The Trust gave Sgoil an Rubha £100 to buy Lego sets when they learned about the benefits the children were getting from Lego therapy, a development programme that is proven to boost social skills in primary-age children, particularly those with additional support needs.
It works by using everyday Lego – Sgoil an Rubha have been buying theirs from the Corner Shop – and working together to follow the pictorial instructions to build the model.
There are four children in each group and each one is assigned a role. There is an engineer, a director, supplier and builder, and they all have to communicate and work together to achieve their common goal.
Three groups of pupils, varying in age, from Sgoil an Rubha have been aiming to meet once a week since January, for about 30 minutes, for this play therapy session.
The donation has enabled the building of a bank of Lego sets so the children can enjoy fresh challenges.
Anne Macphail, Learning Support Teacher at Sgoil an Rubha, said: “We’re really delighted with this very generous donation which is allowing us to get a good bank of Lego within the school which we can then use to really tailor the Lego building programme for each group.”
The idea for starting Lego play therapy in Sgoil an Rubha initially came from speech and language therapy and Anne found a wealth of information online. “I was overwhelmed when I started researching Lego therapy,” she said. “It’s big.”
Its benefits are well documented internationally.
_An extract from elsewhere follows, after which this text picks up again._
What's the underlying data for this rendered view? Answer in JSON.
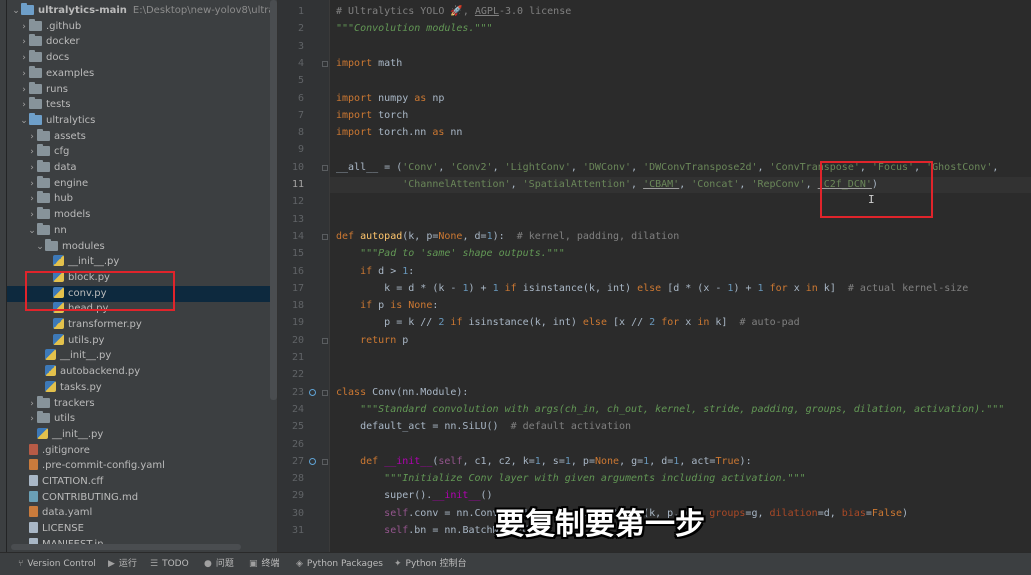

Work by the Autism Research Centre at the University of Cambridge confirmed that Lego therapy leads to improved social skills. In part, this is thought to be because Lego is so systematic and motivating.
Anne said: “Each child gets something different out of the group - for some, it’s to help with verbal articulation, for others it’s more about self-esteem. Some of the children really struggle to work within defined roles and this helps them to see how different roles work together.
“It’s about trying to build their social communication skills and the small group aspect is huge. When they come out for this time it’s like they’re twice the size. They get the emotional top-up from the time as well as the language and communication benefits.
“This is something that I can definitely see being rolled out more widely in the future as although it works particularly for children with additional support needs, there are positives for a much wider group.”
Angus McCormack, Chairman of Point and Sandwick Trust, is delighted they were able to help the school and was intrigued to hear all about it when he and Donald John MacSween, General Manager of Point and Sandwick Trust, handed over the cheque to the school recently.
Mr McCormack said: “It was a very interesting visit and we were able to speak to one of the children who explained how valuable the Lego is to helping him with his education. He could tell us quite clearly what the benefits were to him and his classmates. He knew what it was they were striving for.
“The Lego Groups are proving to be very successful and what we hope is that this will be just the beginning of a very positive relationship with Sgoil an Rubha for Point and Sandwick Trust.
“I would like to go and visit the school more regularly myself, now that we have made a contact, and find out ways that we can support them in the future.”
Pictured are Anne Macphail, Sgoil an Rubha Principal Teacher, Angus McCormack, Point and Sandwick Trust Chairman, Anne Macphail, Learnng Support Teacher, Isobel Macdonald and Christine Cummings, both Learning Support Auxiliaries, and Donald John MacSween, PST General Manager.